- **WORK TO COMPLETE**: Copy each line below containing "interactive".

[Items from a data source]
┄┄┄┄┄┄┄┄┄┄┄┄┄┄┄┄┄┄┄┄

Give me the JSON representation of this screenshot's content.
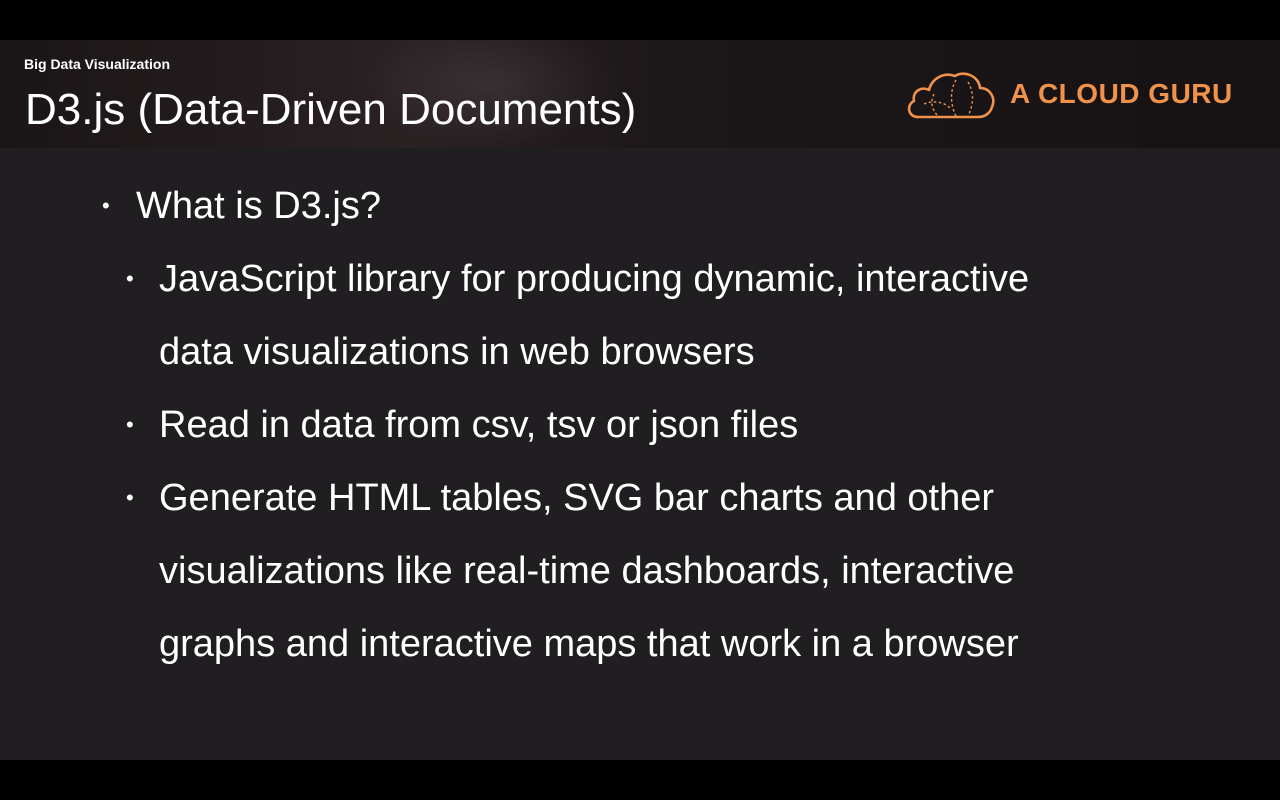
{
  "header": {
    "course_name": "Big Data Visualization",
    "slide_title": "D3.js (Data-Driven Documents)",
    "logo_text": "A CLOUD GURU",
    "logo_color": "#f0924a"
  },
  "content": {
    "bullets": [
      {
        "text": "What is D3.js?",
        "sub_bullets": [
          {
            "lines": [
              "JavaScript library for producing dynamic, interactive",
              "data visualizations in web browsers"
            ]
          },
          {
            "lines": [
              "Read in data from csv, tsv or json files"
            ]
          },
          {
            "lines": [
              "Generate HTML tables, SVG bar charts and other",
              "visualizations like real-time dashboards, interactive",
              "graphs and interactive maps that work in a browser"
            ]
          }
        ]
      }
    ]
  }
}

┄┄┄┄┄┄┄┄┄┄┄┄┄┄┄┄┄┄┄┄

- **SOLUTION**:
              "JavaScript library for producing dynamic, interactive",
              "visualizations like real-time dashboards, interactive",
              "graphs and interactive maps that work in a browser"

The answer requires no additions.